On 2015/11/12 21:21, Tomasz Nowicki wrote:
On 12.11.2015 09:43, Jiang Liu wrote:
On 2015/11/12 1:46, Lorenzo Pieralisi wrote:
On Tue, Nov 10, 2015 at 01:50:46PM +0800, Jiang Liu wrote:Hi Lorenzo,
Hi all,In particular, I would like to understand, for an eg DWordIO
what Range Minimum, Range Maximum and Translation Offset represent,
they can't mean different things depending on the SW parsing them,
this totally defeats the purpose.
I have no clue about what those mean in ACPI though.
Generally speaking, each PCI domain is expected to have a (normally
range of CPU addresses that gets translated into PCI I/O space the
way that config space and memory space are handled.
This is true for almost every architecture except for x86, which uses
different CPU instructions for I/O space compared to the other spaces.
By the way, ia64 ioremaps the translation_offset (ie new_space()), so
basically that's the CPU physical address at which the PCI host
map the IO space transactions), I do not think ia64 is any
arm64 in this respect, if it is please provide an HW description
the PCI bus perspective here (also an example of ia64 ACPI PCI
tables would help).
The main difference between ia64 and a lot of the other
sparc is different again) is that ia64 defines a logical address range
in terms of having a small number for each I/O space followed by the
offset within that space as a 'port number' and uses a mapping
that is defined as
static inline void *__ia64_mk_io_addr (unsigned long port)
struct io_space *space = &io_space[IO_SPACE_NR(port)];
return (space->mmio_base | IO_SPACE_PORT(port););
static inline unsigned int inl(unsigned long port)
Most architectures allow only one I/O port range and put it at a fixed
virtual address so that inl() simply becomes
static inline u32 inl(unsigned long addr)
return readl(PCI_IOBASE + addr);
which noticeably reduces code size.
On some architectures (powerpc, arm, arm64), we then get the same
definition with a fixed virtual address, and use pci_ioremap_io() or
something like that to to map a physical address range into this
address window at the correct io_offset;
Thanks for explanation, I found a way to make the ACPI resource
parsing interface arch neutral, it should help to address Lorenzo's
concern. Please refer to the attached patch. (It's still RFC, not
If we go with this approach though, you are not adding the offset to
the resource when parsing the memory spaces in acpi_decode_space(),
sure that's what we really want ?
In DT, a host bridge range has a:
- CPU physical address
- PCI bus address
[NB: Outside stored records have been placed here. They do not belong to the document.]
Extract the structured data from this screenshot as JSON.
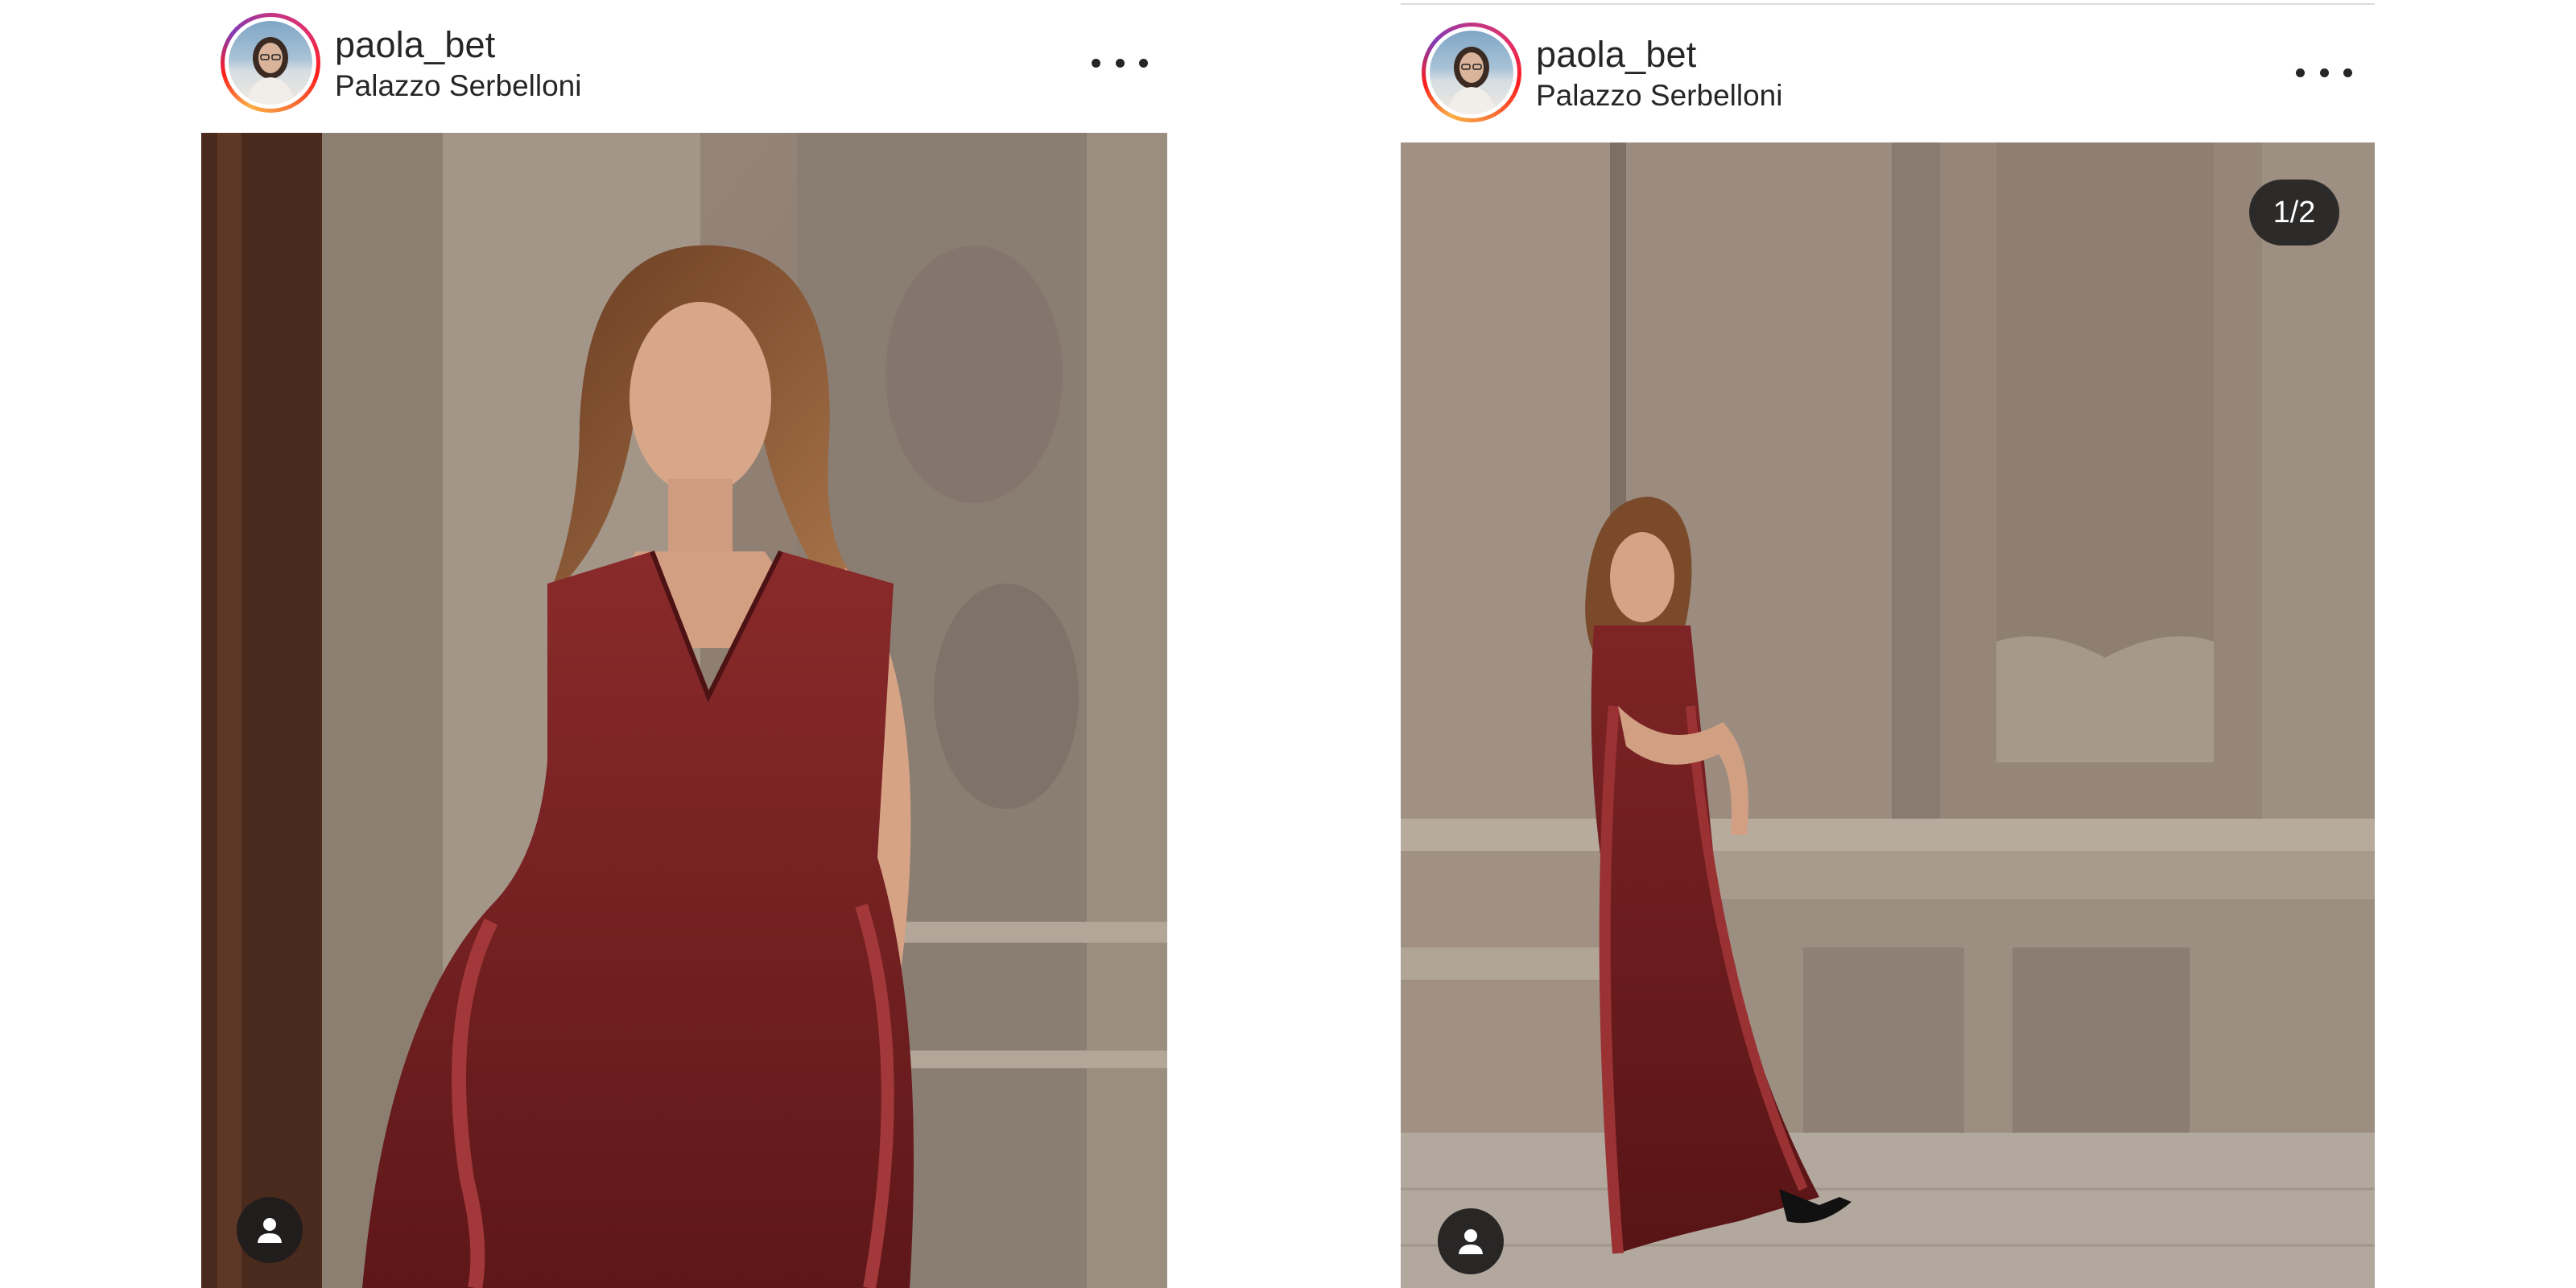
{
  "posts": [
    {
      "username": "paola_bet",
      "location": "Palazzo Serbelloni",
      "more_icon": "more-horizontal-icon",
      "user_tag_icon": "user-silhouette-icon"
    },
    {
      "username": "paola_bet",
      "location": "Palazzo Serbelloni",
      "more_icon": "more-horizontal-icon",
      "user_tag_icon": "user-silhouette-icon",
      "carousel_counter": "1/2"
    }
  ],
  "colors": {
    "text": "#262626",
    "dress": "#7a1e22",
    "story_ring_start": "#c13584",
    "story_ring_end": "#fcaf45"
  }
}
We use that to compute the offset between primary bus (ie CPU physical
address) and secondary bus (ie PCI bus address).
The value ending up in the PCI resource struct (for memory space) is
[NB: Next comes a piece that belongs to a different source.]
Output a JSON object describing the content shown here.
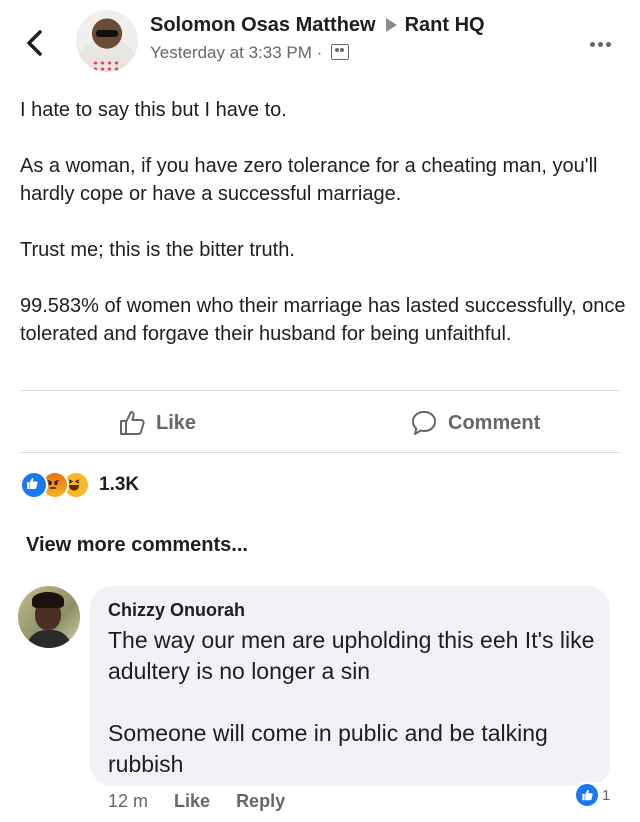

the CPU physical address, if you do not add the offset in
that does not hold true on platforms where CPU<->PCI offset != 0 on
am I wrong ?
I may have found the divergence between us about the design here. You
treat it as a one-stage translation but I treat it as a
two-stage translation as below:
stage 1: map(translate) per-PCI-domain IO port address[0, 16M) into
system global IO port address. Here system global IO port address is
stage 2: map system IO port address into system memory address.
We need two objects of struct resource_win to support above two-stage
translation. One object, type of IORESOURCE_IO, is used to support
stage one, and it will also used to allocate IO port resources
for PCI devices. Another object, type of IORESOURCE_MMIO, is used
to allocate resource from iomem_resource and setup MMIO mapping
to actually access IO ports.
For ARM64, it doesn't support multiple per-PCI-domain(bus local)
IO port address space yet, so stage one seems to be optional
becomes the offset between bus local IO port address and system
IO port address is always 0. But we still need two objects of
struct resource_win. The first object is
Here it's type of IORESOURCE_IO and offset must be zero because
pcibios_resource_to_bus() will access it translate system IO
port address into bus local IO port address. With my patch,
the struct resource_win object created by the ACPI core will
be reused for this.
The second object is:
start:AddressMinimum + Translation_Offset,
end:AddressMaximum + Translation_Offset,
Arch code need to create the second struct resource_win object
and actually setup the MMIO mapping.
But there's really another bug need to get fixed, funciton
acpi_dev_ioresource_flags() assumes bus local IO port address
space is size of 64K, which is wrong for IA64 and ARM64.
So what would be the Translation_Offset meaning for two cases DWordIo
(....,TypeTranslation) vs DWordIo (....,TypeStatic)? And why we did not
use TypeTranslation for IA64 so far?
IA64 actually ignores the translation type flag and just assume it's
TypeTranslation, so there may be some IA64 BIOS implementations
accidentally using TypeStatic. That's why we parsing SparseTranslation
flag without checking TranslationType flag. I feel ARM64 may face the
same situation as IA64:(
We may expect (TypeStatic, 0-offset) and (TypeTranslation,
non-0-offset) in real word. For other two combinations, I haven't
found a real usage yet, though theoretically they are possible.